Decisions on UK hydrogen transmission and business models for hydrogen transportation and storage should be fast tracked, given long lead times associated with hydrogen storage, according to a new Climate Change Committee report.
Its Delivering a reliable decarbonised power system report believes a ‘reliable, resilient, decarbonised electricity system’ can be delivered by 2035 – providing the Government sets strategic direction for power and non-power uses of hydrogen and other low-carbon technologies.
By 2025, the indicators suggest the energy system must have underway the construction of at least 3-6GW of low-carbon dispatchable generation capacity, 4-7GW of low-carbon hydrogen production, 1-2TWh of hydrogen storage, and 39-64Mt of CO2 storage space.
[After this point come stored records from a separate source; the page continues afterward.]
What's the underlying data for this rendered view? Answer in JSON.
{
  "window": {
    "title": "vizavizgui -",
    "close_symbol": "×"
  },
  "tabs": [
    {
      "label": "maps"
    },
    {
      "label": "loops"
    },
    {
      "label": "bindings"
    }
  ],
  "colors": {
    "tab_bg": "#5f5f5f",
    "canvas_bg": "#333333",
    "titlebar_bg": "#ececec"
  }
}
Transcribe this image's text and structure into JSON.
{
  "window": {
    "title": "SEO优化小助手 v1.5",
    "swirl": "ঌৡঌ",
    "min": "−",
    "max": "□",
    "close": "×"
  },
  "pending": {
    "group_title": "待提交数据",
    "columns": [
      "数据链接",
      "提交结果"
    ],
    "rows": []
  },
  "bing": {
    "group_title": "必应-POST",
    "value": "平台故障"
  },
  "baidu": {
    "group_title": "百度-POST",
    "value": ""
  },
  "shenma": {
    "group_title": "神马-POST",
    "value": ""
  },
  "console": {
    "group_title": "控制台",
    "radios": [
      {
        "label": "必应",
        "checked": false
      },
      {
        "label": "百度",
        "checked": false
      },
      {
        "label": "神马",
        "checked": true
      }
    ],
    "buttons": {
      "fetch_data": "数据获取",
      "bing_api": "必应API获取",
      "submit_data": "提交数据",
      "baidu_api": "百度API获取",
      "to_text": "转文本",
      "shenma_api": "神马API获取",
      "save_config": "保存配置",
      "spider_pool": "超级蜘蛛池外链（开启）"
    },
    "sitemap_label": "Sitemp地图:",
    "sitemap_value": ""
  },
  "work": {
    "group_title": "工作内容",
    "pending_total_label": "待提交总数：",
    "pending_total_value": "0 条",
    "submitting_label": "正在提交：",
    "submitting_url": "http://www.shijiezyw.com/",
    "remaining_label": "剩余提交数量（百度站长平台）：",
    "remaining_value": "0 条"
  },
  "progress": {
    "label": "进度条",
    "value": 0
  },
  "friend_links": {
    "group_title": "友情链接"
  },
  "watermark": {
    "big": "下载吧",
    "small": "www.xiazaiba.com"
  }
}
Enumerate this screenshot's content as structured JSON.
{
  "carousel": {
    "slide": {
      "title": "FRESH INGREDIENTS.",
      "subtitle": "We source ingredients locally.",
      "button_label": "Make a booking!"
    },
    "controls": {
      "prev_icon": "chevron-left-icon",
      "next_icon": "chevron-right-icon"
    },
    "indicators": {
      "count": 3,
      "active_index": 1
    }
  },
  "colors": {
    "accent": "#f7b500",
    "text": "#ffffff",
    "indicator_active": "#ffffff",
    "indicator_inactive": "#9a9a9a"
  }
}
“Delays in the delivery of hydrogen infrastructure could limit the role for hydrogen in the 2035 energy system, including its role to provide low-carbon back-up capacity,” it states.
“If hydrogen use in the electricity system is towards the high end of its potential range, the Government’s targets for hydrogen production capacity in 2030 look insufficient.”
Hydrogen infrastructure will be required regardless of decisions in 2026 on its potential use for heat in buildings and the Government should identify a set of ‘low-regret’ investments that can proceed now, the report states.
The report calls for funding mechanisms to be finalised and allocate funding to support the development of 10GW of low-carbon hydrogen production by 2030.
In an accompanying ‘Net Zero Power and Hydrogen: Capacity Requirements for Flexibility (AFRY)’ report, the success of hydrogen as a vector for decarbonising the power sector and wider economy is dependent on the timely development of infrastructure.
Hydrogen pipelines are crucial for transporting hydrogen from production sites to demand centres, typically spanning the North-South divide.
“Salt cavern hydrogen storage was found to be the most cost-effective solution for storing large amounts of energy,” it notes. “This aided in balancing supply and demand and provided energy reserves during prolonged periods of generation deficit in the power sector, from which they were ultimately dimensioned.”
Future uncertainty is driven by factors such as the cost competitiveness of different technologies, the availability of supply chains and infrastructure, and the evolution of residual demand, the report adds.
The latter, in particular, is subject to significant uncertainty and depends on factors such as the level of electricity demand, deployment of renewable energy sources, and the progression of the nuclear fleet.
If the development of hydrogen infrastructure lags, the power sector may have to rely more on CCS and grid storage to make up for the deficit, the report warns.
“The relationship between these sectors should also be considered when developing policy to avoid skewed or inefficient co-development,” it notes.
To maintain progress towards Government targets, the energy system must have at least 9GW of dispatchable low-carbon generation capacity, 10GW of grid storage, 76TWh/yr of low-carbon hydrogen production, 2TWh of hydrogen storage, and 60MtCO2 of cumulatively captured and stored emissions by the end of this decade.